• Remember the 5 P’s – PRIOR PLANNING PREVENTS
In light of recent operations like Japan Disaster Relief,
Deepwater Horizon Oil Spill Response, and even
Hurricanes Katrina and Rita Recovery, all involving
contaminates in the water, it inevitably raises the
topic of “Diver Decontamination.” Included here are
some ideas to keep in mind when getting involved in
these types of diving operations.

Considerations for SETTING UP
• Close proximity to vital services (running water, electricity)
is extremely beneficial.
• Size station depending on expected exposure (i.e. is there
a need for “hot, warm, and cold” zones? (see figure 1)
• Choose appropriate decontamination solution – clean,
fresh water and antimicrobial soap are very effective in
most situations.
• Choose proper tools (i.e. brushes, hoses, sprayers, sorbent
pads, containment pools)

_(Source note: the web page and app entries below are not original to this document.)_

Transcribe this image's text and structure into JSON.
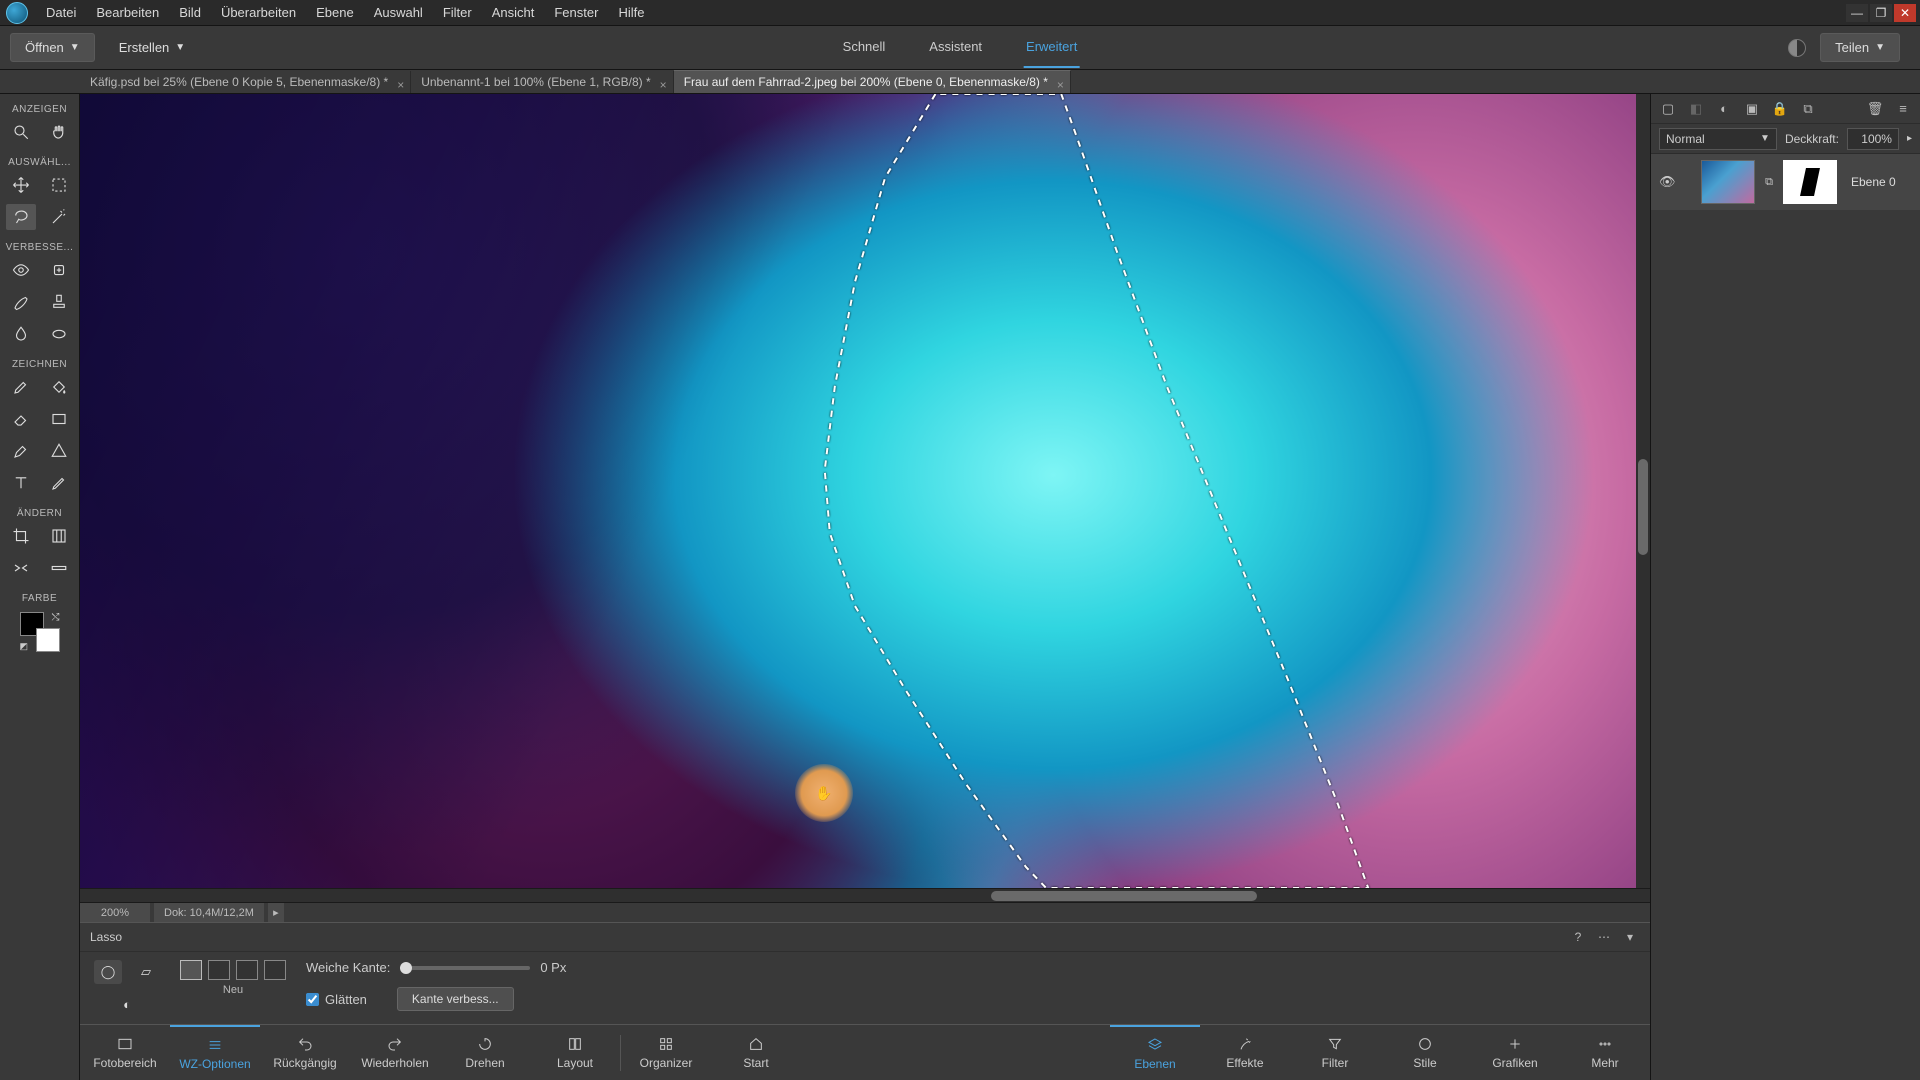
{
  "menu": [
    "Datei",
    "Bearbeiten",
    "Bild",
    "Überarbeiten",
    "Ebene",
    "Auswahl",
    "Filter",
    "Ansicht",
    "Fenster",
    "Hilfe"
  ],
  "sub_bar": {
    "open": "Öffnen",
    "create": "Erstellen",
    "modes": {
      "quick": "Schnell",
      "guided": "Assistent",
      "expert": "Erweitert"
    },
    "share": "Teilen"
  },
  "doc_tabs": [
    "Käfig.psd bei 25% (Ebene 0 Kopie 5, Ebenenmaske/8) *",
    "Unbenannt-1 bei 100% (Ebene 1, RGB/8) *",
    "Frau auf dem Fahrrad-2.jpeg bei 200% (Ebene 0, Ebenenmaske/8) *"
  ],
  "doc_active": 2,
  "left_labels": {
    "view": "ANZEIGEN",
    "select": "AUSWÄHL...",
    "enhance": "VERBESSE...",
    "draw": "ZEICHNEN",
    "modify": "ÄNDERN",
    "color": "FARBE"
  },
  "status": {
    "zoom": "200%",
    "doc": "Dok: 10,4M/12,2M"
  },
  "options": {
    "tool": "Lasso",
    "new_label": "Neu",
    "feather_label": "Weiche Kante:",
    "feather_value": "0 Px",
    "antialias": "Glätten",
    "refine": "Kante verbess..."
  },
  "bottom": {
    "left": [
      "Fotobereich",
      "WZ-Optionen",
      "Rückgängig",
      "Wiederholen",
      "Drehen",
      "Layout"
    ],
    "left_active": 1,
    "mid": [
      "Organizer",
      "Start"
    ],
    "right": [
      "Ebenen",
      "Effekte",
      "Filter",
      "Stile",
      "Grafiken",
      "Mehr"
    ],
    "right_active": 0
  },
  "right_panel": {
    "blend_mode": "Normal",
    "opacity_label": "Deckkraft:",
    "opacity_value": "100%",
    "layer_name": "Ebene 0"
  }
}
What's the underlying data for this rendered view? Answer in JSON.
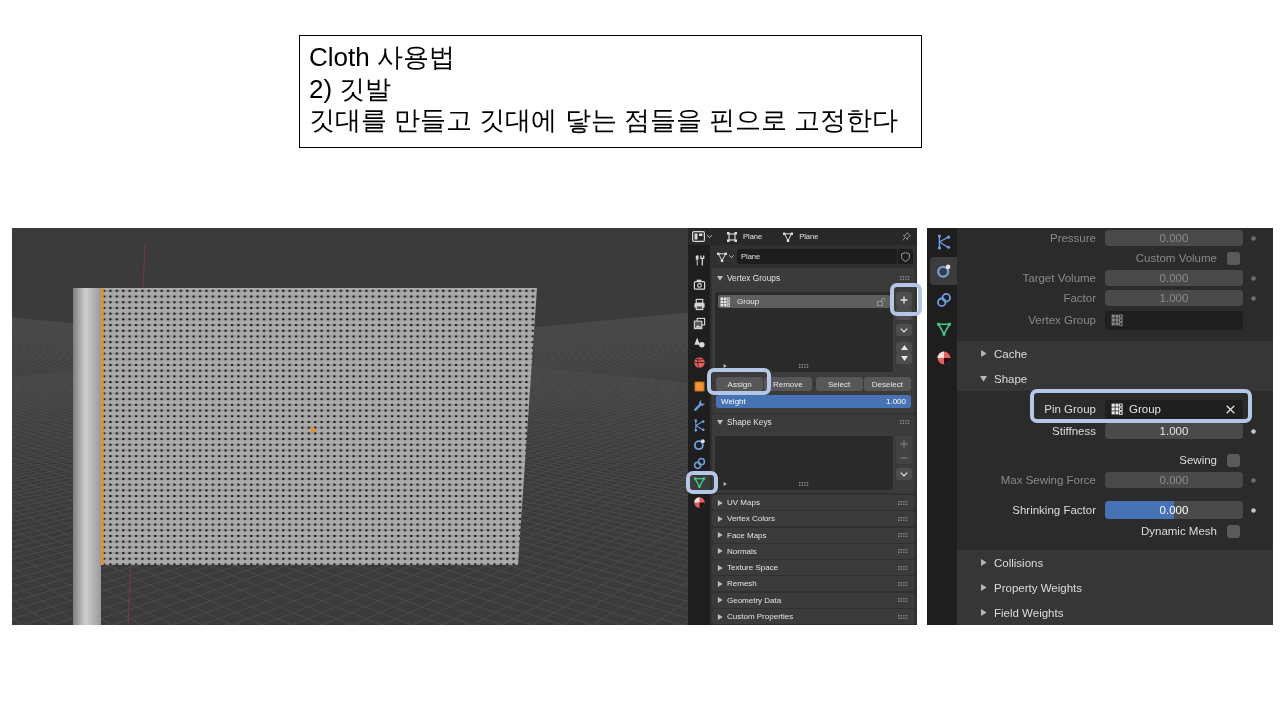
{
  "caption": {
    "lines": [
      "Cloth 사용법",
      "2) 깃발",
      "깃대를 만들고 깃대에 닿는 점들을 핀으로 고정한다"
    ]
  },
  "mesh_properties": {
    "breadcrumbs": [
      {
        "kind": "object",
        "label": "Plane"
      },
      {
        "kind": "mesh",
        "label": "Plane"
      }
    ],
    "tab_groups": [
      {
        "tabs": [
          {
            "kind": "tool",
            "selected": false,
            "highlighted": false
          }
        ]
      },
      {
        "tabs": [
          {
            "kind": "render",
            "selected": false,
            "highlighted": false
          },
          {
            "kind": "output",
            "selected": false,
            "highlighted": false
          },
          {
            "kind": "view_layer",
            "selected": false,
            "highlighted": false
          },
          {
            "kind": "scene",
            "selected": false,
            "highlighted": false
          },
          {
            "kind": "world",
            "selected": false,
            "highlighted": false
          }
        ]
      },
      {
        "tabs": [
          {
            "kind": "object",
            "selected": false,
            "highlighted": false
          },
          {
            "kind": "modifiers",
            "selected": false,
            "highlighted": false
          },
          {
            "kind": "particles",
            "selected": false,
            "highlighted": false
          },
          {
            "kind": "physics",
            "selected": false,
            "highlighted": false
          },
          {
            "kind": "constraints",
            "selected": false,
            "highlighted": false
          },
          {
            "kind": "data",
            "selected": true,
            "highlighted": true
          },
          {
            "kind": "material",
            "selected": false,
            "highlighted": false
          }
        ]
      }
    ],
    "mesh_name": "Plane",
    "vertex_groups": {
      "title": "Vertex Groups",
      "expanded": true,
      "items": [
        {
          "name": "Group",
          "selected": true
        }
      ],
      "side_buttons": [
        {
          "kind": "add",
          "disabled": false,
          "highlighted": true
        },
        {
          "kind": "remove",
          "disabled": false,
          "highlighted": false
        },
        {
          "kind": "menu",
          "disabled": false,
          "highlighted": false
        },
        {
          "kind": "move_up",
          "disabled": false,
          "highlighted": false
        },
        {
          "kind": "move_down",
          "disabled": false,
          "highlighted": false
        }
      ],
      "actions": [
        {
          "label": "Assign",
          "highlighted": true
        },
        {
          "label": "Remove",
          "highlighted": false
        },
        {
          "label": "Select",
          "highlighted": false
        },
        {
          "label": "Deselect",
          "highlighted": false
        }
      ],
      "weight": {
        "label": "Weight",
        "value": "1.000",
        "level": 1
      }
    },
    "shape_keys": {
      "title": "Shape Keys",
      "expanded": true,
      "side_buttons": [
        {
          "kind": "add",
          "disabled": true,
          "highlighted": false
        },
        {
          "kind": "remove",
          "disabled": true,
          "highlighted": false
        },
        {
          "kind": "menu",
          "disabled": false,
          "highlighted": false
        }
      ]
    },
    "panels": [
      {
        "title": "UV Maps",
        "expanded": false
      },
      {
        "title": "Vertex Colors",
        "expanded": false
      },
      {
        "title": "Face Maps",
        "expanded": false
      },
      {
        "title": "Normals",
        "expanded": false
      },
      {
        "title": "Texture Space",
        "expanded": false
      },
      {
        "title": "Remesh",
        "expanded": false
      },
      {
        "title": "Geometry Data",
        "expanded": false
      },
      {
        "title": "Custom Properties",
        "expanded": false
      }
    ]
  },
  "cloth_properties": {
    "tabs": [
      {
        "kind": "particles",
        "selected": false
      },
      {
        "kind": "physics",
        "selected": true
      },
      {
        "kind": "constraints",
        "selected": false
      },
      {
        "kind": "data",
        "selected": false
      },
      {
        "kind": "material",
        "selected": false
      }
    ],
    "pressure_rows": [
      {
        "kind": "number",
        "label": "Pressure",
        "value": "0.000",
        "disabled": true
      },
      {
        "kind": "checkbox",
        "label": "Custom Volume",
        "checked": false,
        "disabled": true
      },
      {
        "kind": "number",
        "label": "Target Volume",
        "value": "0.000",
        "disabled": true
      },
      {
        "kind": "number",
        "label": "Factor",
        "value": "1.000",
        "disabled": true
      },
      {
        "kind": "search",
        "label": "Vertex Group",
        "disabled": true
      }
    ],
    "sections": [
      {
        "title": "Cache",
        "expanded": false
      },
      {
        "title": "Shape",
        "expanded": true,
        "groups": [
          {
            "rows": [
              {
                "kind": "search",
                "label": "Pin Group",
                "value": "Group",
                "disabled": false,
                "highlighted": true
              },
              {
                "kind": "number",
                "label": "Stiffness",
                "value": "1.000",
                "disabled": false,
                "highlighted": false
              }
            ]
          },
          {
            "rows": [
              {
                "kind": "checkbox",
                "label": "Sewing",
                "checked": false,
                "disabled": false,
                "highlighted": false
              },
              {
                "kind": "number",
                "label": "Max Sewing Force",
                "value": "0.000",
                "disabled": true,
                "highlighted": false
              }
            ]
          },
          {
            "rows": [
              {
                "kind": "slider",
                "label": "Shrinking Factor",
                "value": "0.000",
                "level": 0.5,
                "disabled": false,
                "highlighted": false
              },
              {
                "kind": "checkbox",
                "label": "Dynamic Mesh",
                "checked": false,
                "disabled": false,
                "highlighted": false
              }
            ]
          }
        ]
      },
      {
        "title": "Collisions",
        "expanded": false
      },
      {
        "title": "Property Weights",
        "expanded": false
      },
      {
        "title": "Field Weights",
        "expanded": false
      }
    ]
  }
}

• TENDERS NEED TO BE PROTECTED when decontaminating
the diver especially because they must keep hands on the
diver at all times– standard practice during any serious
contaminated water operations should be full Tyvek suits,
rubber boots w/ tread, rubber gloves and face shields.
• Consider the transition area, if there’s a stage, how will
you decontaminate the cable as it comes up? What about
the umblicals?
• Establish a primary decontamination wash (wading pool)
and rinse (wading pool) as the first step in the “Hot Zone”
after the tool drop, to wash the most significant contamination
off the diver.
• Sorbents can also be used for wiping off contaminated
areas of clothing or equipment. Wiping should mainly be
done in the secondary wash after the heaviest contamination
has been removed.
• Water used during decontamination procedures must be
carefully controlled and kept to a minimum. Water generated
from decontamination procedures should be treated

Always happy to help out fellow PSDs